Great aesthetics. I love the menu's look and feel, and the animation in the game itself is great. I had to turn the brightness up from the default to see enemies clearly, but that could've just been how my display is configured (I'm using a TV instead of a traditional monitor).
I liked the "floaty" feeling attached to the main character -- the drawn-out leaps and slides were cool and felt good. From a design standpoint, it seems like sliding is generally safer than jumping -- it gets rid of enemies and avoids bullets. Maybe I just didn't get to a point where there are enemies that aren't affected by sliding, but it might be something to think about from a balance perspective.
One other small note - the character running sound effect makes an abrupt jump from left to right speaker once you cross the middle of the screen. I found it was a little distracting, especially while using headphones. It might be worth going back to see if you can make the audio pan more smoothly from L to R.

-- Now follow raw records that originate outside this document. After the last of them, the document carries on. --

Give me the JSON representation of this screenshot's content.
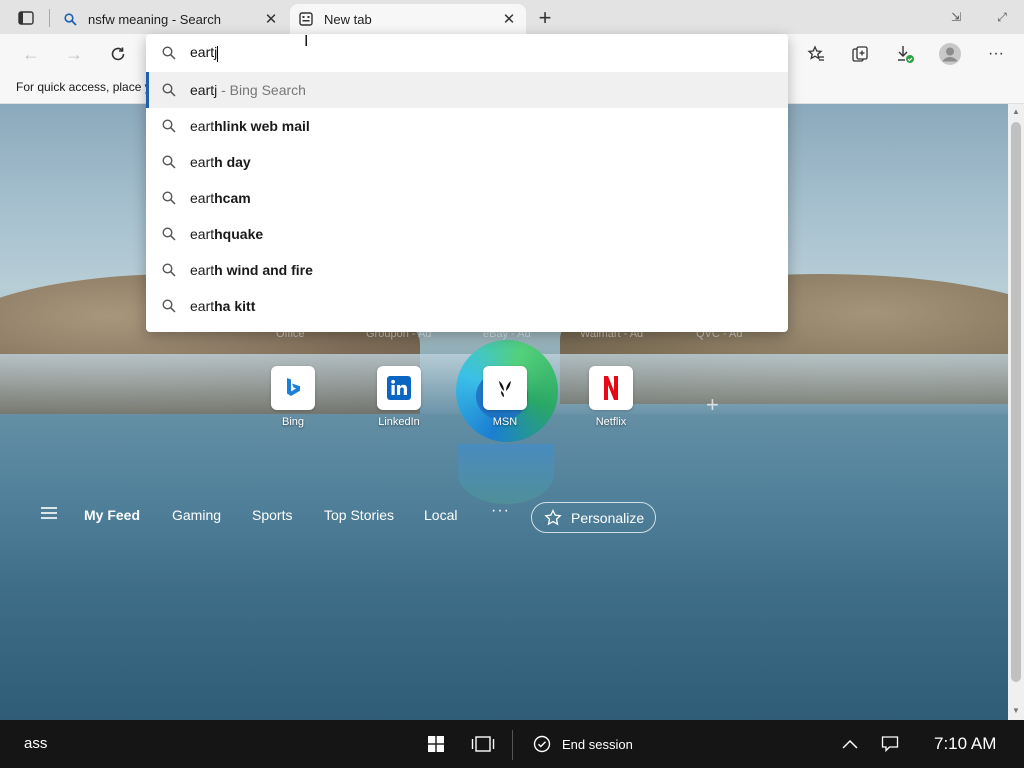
{
  "browser": {
    "tabs": [
      {
        "title": "nsfw meaning - Search",
        "active": false,
        "icon": "search-icon"
      },
      {
        "title": "New tab",
        "active": true,
        "icon": "newtab-icon"
      }
    ]
  },
  "favorites_bar": {
    "hint_text": "For quick access, place y"
  },
  "address": {
    "value": "eartj",
    "suggestions": [
      {
        "prefix": "eartj",
        "bold": "",
        "suffix": " - Bing Search",
        "selected": true
      },
      {
        "prefix": "eart",
        "bold": "hlink web mail",
        "suffix": "",
        "selected": false
      },
      {
        "prefix": "eart",
        "bold": "h day",
        "suffix": "",
        "selected": false
      },
      {
        "prefix": "eart",
        "bold": "hcam",
        "suffix": "",
        "selected": false
      },
      {
        "prefix": "eart",
        "bold": "hquake",
        "suffix": "",
        "selected": false
      },
      {
        "prefix": "eart",
        "bold": "h wind and fire",
        "suffix": "",
        "selected": false
      },
      {
        "prefix": "eart",
        "bold": "ha kitt",
        "suffix": "",
        "selected": false
      }
    ]
  },
  "new_tab": {
    "ghost_labels": [
      "Office",
      "Groupon - Ad",
      "eBay - Ad",
      "Walmart - Ad",
      "QVC - Ad"
    ],
    "quick_links": [
      {
        "label": "Bing",
        "icon": "bing-icon"
      },
      {
        "label": "LinkedIn",
        "icon": "linkedin-icon"
      },
      {
        "label": "MSN",
        "icon": "msn-icon"
      },
      {
        "label": "Netflix",
        "icon": "netflix-icon"
      }
    ],
    "feed": {
      "items": [
        "My Feed",
        "Gaming",
        "Sports",
        "Top Stories",
        "Local"
      ],
      "more": "···",
      "personalize": "Personalize"
    }
  },
  "taskbar": {
    "user": "ass",
    "end_session": "End session",
    "time": "7:10 AM"
  },
  "colors": {
    "accent": "#1e5fb3",
    "taskbar": "#151515"
  }
}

Absolutely beautiful visual direction. Playing this with headphones made it crazy-immersive. One suggestion: I wish the controls and movement had felt a little more "fluid" - maybe it's the lack of sound effects for the player's movements, but I felt disconnected from the avatar as she jumped from side to side.
Clever name and creative use of command-line controls. I would have loved some simple audio cues to tell me when I hit obstacles or when things are approaching -- it's hard to look back and forth between the terminal and the action screen and keep track of what's going on, and I think audio would be one way to help aid the player's sense of awareness.
This is really, really cool. I love the minimalist aesthetic -- the lighting and effects look really cool as a result. Gameplay is tight and frantic. I'd love to be able to play this on a 360 controller -- it seems perfect for dual-stick controls.
I love the feel of the movement and the ridiculous spray of bullets. Great stuff. :)
One small suggestion: it seems like the 360 controls offer less freedom to move/shoot independently since both aiming and movement are tied to the left stick. Have you considered mapping movement to the left stick, aiming to the right, and possibly moving jump and shoot to LT/RT respectively?
I probably sound like a total noob here, but I'm not super familiar with python and haven't used pygame before. It'd be awesome if you could add a short set of instructions on how to get those configured so more people can try your game!